The amount of work done by the Tar Heels on defense is impressive, and has continued to help them when their shots aren’t falling. It’s perhaps the biggest difference from previous squads — failure on the offensive side is not affecting the defensive side, and look no further than the losses to these same Deacons for proof.

Armando Bacot leads without scoring

During last night’s game, the Tar Heel Sports Network featured Tar Heel legend Tyler Hansbrough as the color commentator alongside Jones Angell. His perspective is going to be of one looking down low to see what Armando Bacot was doing to help his team win, and he provided excellent analysis about how Bacot was using the focus Wake put on him to create seals and open up the lanes all night for RJ Davis and Elliot Cadeau.

Bacot only finished the night with five points, but the Tar Heels don’t win without him on the floor — as proven when Jalen Washington spelled him and the defensive noticeably dropped. He still had four blocks, seven boards, and drew the defensive assignment on Efton Reid keeping him to 2-7 on the floor.

The hopes that Bacot has of any sort of first team All-American or Player of the Year has long disappeared, but you can see with the effort that Bacot is putting on the floor right now that he doesn’t care about this. It’s been clear for a while that teams are zeroing in on him and forcing Carolina to get buckets in other ways, and he’s using this to help that. He’s playing like he knows this is his last chance to win a title, and he’ll do what it takes.
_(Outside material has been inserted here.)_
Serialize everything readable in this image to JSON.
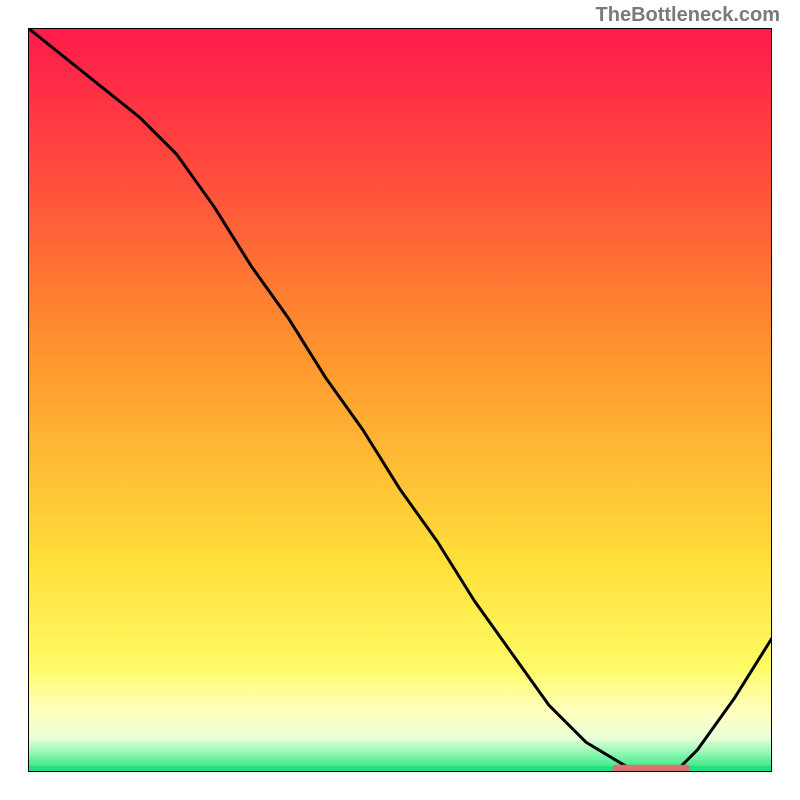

What’ll be interesting is when teams decide they have to stop letting RJ go one-on-one and they’ll need Bacot to have a 20/20 game again. Can he take the bull by the horns when needed and take a game over on the inevitable off night Davis has?